District 98 and Local 175 members were highly visible at Harley-Davidson’s 24th Open House in York, PA, where gloomy weather was not enough to prevent thousands of riders and enthusiasts from turning out for the annual event.
Nearly 2,500 members of Local 175 are employed at Harley’s York, PA, manufacturing facility, where skilled craftsmen and women build, assemble and ship the company’s legendary motorcycles to dealerships around the world.
Local 175 members greeted the public at the factory entrance while District 98 representatives raffled chances for a one-of-a-kind 2009 FXCWC Rocker C motorcycle. A special kid’s tent provided IAM balloons and a motorcycle for photos.
“This is a great event,” said District 98 DBR Tom Boger. “In one weekend we’re able to reach out and let the public know that the Great American Motorcycle is made with union pride, by union members.”
The centerpiece of the weekend is the “Bike Night” parade where nearly a thousand motorcycles rumbled through historic York while spectators lined both sides of the street.
Tickets for the Rocker C as well as the IAM Harley t-shirts can be purchased through District 98’s website http://www.iamawdl98.org or by calling 1-800-434-6720.
Unions representing workers at Hudson Bay Minerals in Flin Flon, Manitoba are anxiously awaiting the results of an inquest into the August 2000 explosion that killed one worker, Steve Ewing, and injured 13 others.
The United Steelworkers (USW), International Association of Machinists and Aerospace Workers (IAM) and International Brotherhood of Electrical Workers (IBEW) have jointly represented the men injured in the blast.
“This inquest has been plagued with delays,” said IAM Canadian General Vice President Dave Ritchie. “The Ewing family and the families of all the other victims deserve closure on this terrible event. And workers who are still at work in the smelter need to know that their workplace will not kill or maim them.”

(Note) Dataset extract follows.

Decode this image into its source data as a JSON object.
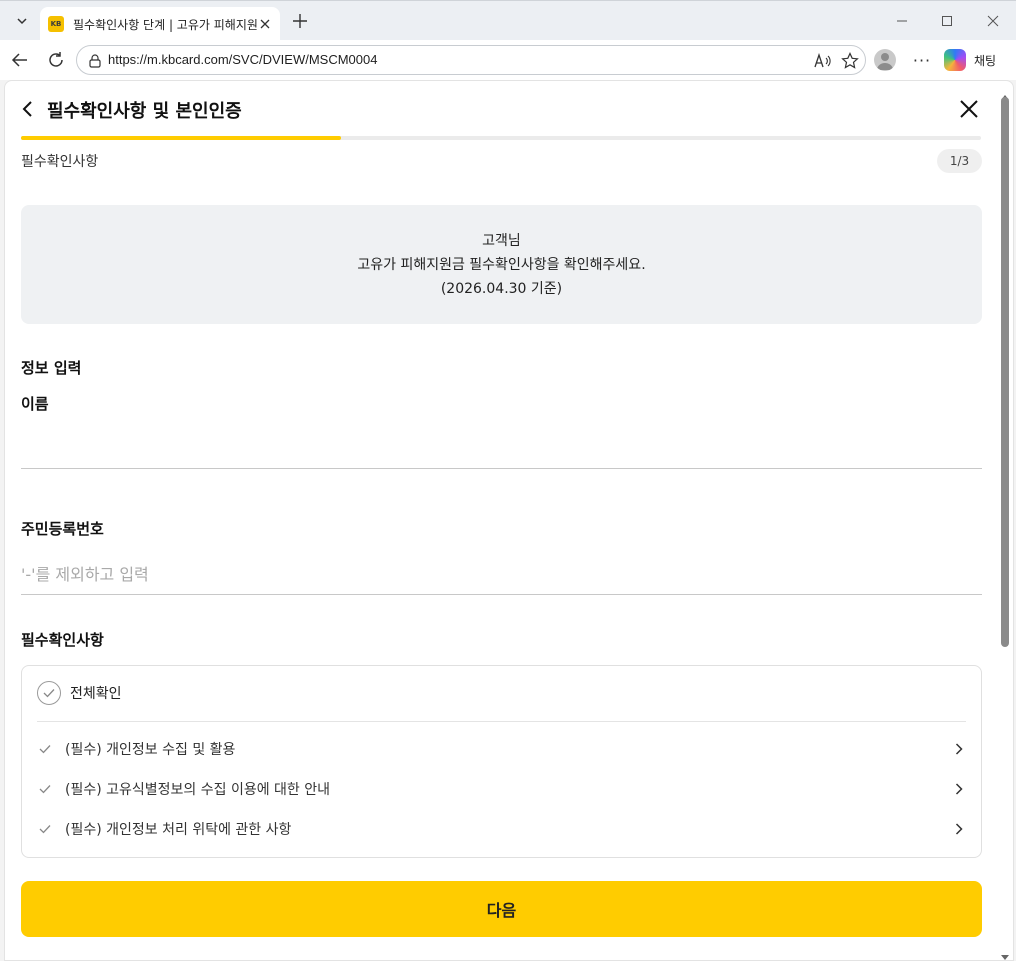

The formal inquest into the Hudson Bay explosion began in January 2004, but was delayed for four years by the company’s court appeals.
“Having now heard all the evidence – from workers and management – the matter is now in the judge’s hands.” says USW Representative Andrew King. “The judge must now move forward to identify what went wrong and what can be done to prevent it from happening again.”
More than 300 IAM members who perform aircraft maintenance at Andrews Air Force Base in Maryland, have ratified a new contract with DTS Aviation Services that provides wage increases of 14.5 percent over the life of the four-year agreement.
In addition to the wage increases, six additional classifications will receive a three percent equity adjustment while adding eight new classifications with increases up to 20 percent above what those classifications were previously earning.
The new accord, negotiated under Service Contract Act guidelines, also includes the IAM National Pension Plan and maintains the current 401(k) plan. Other improvements were made in vacation, sick leave, shift differential, shoe allowance, life insurance and working conditions.
Taking to the road to get the word out about retiree issues, the Alliance for Retired Americans’ eight-passenger Retiree Roadrunner vans are traveling across the nation.
The Roadrunner will be visiting retiree town hall meetings, pancake breakfasts, and other outreach events across America so that retirees get the facts about the economy and this election.
Each van is filled with educational materials including state voter guides, candidate side-by-side comparisons, and information on everything from Social Security and Medicare to voter rights and the stimulus rebate. They made their first appearance in Ohio and are scheduled to make stops in Arizona, Colorado, Connecticut, Illinois, Indiana, Iowa, Maine, Missouri, New Hampshire, New Mexico, New York, and Pennsylvania.
“The Roadrunner vans will be bringing educational material to seniors in key states from now through the election,” said Edward Coyle, Executive Director of the Alliance. “Information on the economic security issues of seniors, as well as voter protection, will continue to be our focus.”
Click here for profiles of several Retiree Roadrunners, follow the vans’ paths, and go on a virtual van ride.